Picky eaters can effect your dinner choices. So, when they are away, use the opportunity to indulge in the foods they don't like. When your mushroom hating husband is out of town, why not have a mushroom feast? If you normally avoid spicy foods to appease your children's palates, wait for that sleep-over opportunity and get your chile on!

bright picture of grocery store sale mailersWhat's on Sale? or Use those Coupons!
Check out those colorful flyers your local grocer sends you and take advantage of some great prices. Coordinate with the seasonality guide and now you're making some really smart choices!

Food Media
Flip through a magazine and get some dinner ideas from the recipes. With today's technology there is no need to tear the page out, simply use your phone and take a picture of the recipe. Or browse through some food blogs during your lunch hour. Put your Pinterest playtime to good use and find an easy recipe that catches your eye. Or go old school, take out your favorite cookbook and find a favorite.  Even better, flip to a dog-eared page you have been meaning to try and this time, just do it!
Picture of ingredients from a pantry, Dinner Ideas Pantry ItemsLook in Your Pantry, Cupboard or Refrigerator
Find inspiration in the odd ingredients left lingering in your kitchen. Often we purchase a unique ingredient to make a specific dish. Give those stragglers new life! Google up a recipe which uses the ingredient and try something new!

You see, it's not so stressful.  Just use your noggin and keep cooking.

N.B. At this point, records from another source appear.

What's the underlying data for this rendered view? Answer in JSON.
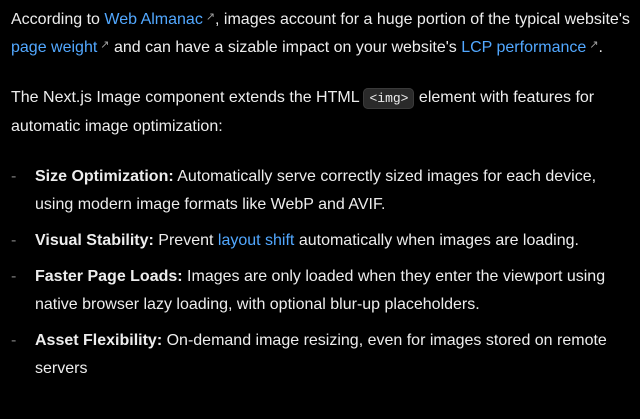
{
  "para1": {
    "t1": "According to ",
    "link1": "Web Almanac",
    "t2": ", images account for a huge portion of the typical website's ",
    "link2": "page weight",
    "t3": " and can have a sizable impact on your website's ",
    "link3": "LCP performance",
    "t4": ".",
    "ext_icon": "↗"
  },
  "para2": {
    "t1": "The Next.js Image component extends the HTML ",
    "code": "<img>",
    "t2": " element with features for automatic image optimization:"
  },
  "list": {
    "bullet": "-",
    "items": [
      {
        "label": "Size Optimization:",
        "text": " Automatically serve correctly sized images for each device, using modern image formats like WebP and AVIF."
      },
      {
        "label": "Visual Stability:",
        "pre": " Prevent ",
        "link": "layout shift",
        "post": " automatically when images are loading."
      },
      {
        "label": "Faster Page Loads:",
        "text": " Images are only loaded when they enter the viewport using native browser lazy loading, with optional blur-up placeholders."
      },
      {
        "label": "Asset Flexibility:",
        "text": " On-demand image resizing, even for images stored on remote servers"
      }
    ]
  }
}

Enjoy!

Saturday, February 14, 2015

The Scene: hotel bar in Barcelona

I was waiting for my husband. He was at a conference and I was boondoggling in Barcelona.

Sitting at a bar. Sipping soda as it was a little too early for a glass of Cava. I began to absorb the modern feel of the crowded hotel. The hustle and bustle of business being done, connections being  made. As usual, I was more interested in the kitchen staff, the ebb and flow of the food workers, than I was in the conversations around me.
Somehow I had seated myself in a front row seat for the Jamon show. A full leg of Iberico pork, aged to perfection, is bound in a metal cage, captured tightly. One young man spends his day attacking the pork, one thin slice at a time. He doesn't speak, simply slices tiny bits off the leg, changing cutting tools to suit his needs.
He covers small plates with the meat. As each one is completed, it is quickly whisked away by a very busy waiter. The task seems endless. In this modern setting his task is basic, old fashioned and greatly appreciated.
My husband finds me and we leave.

Found this memory, scribbled on a piece of hotel WiFi instructions, from 2013.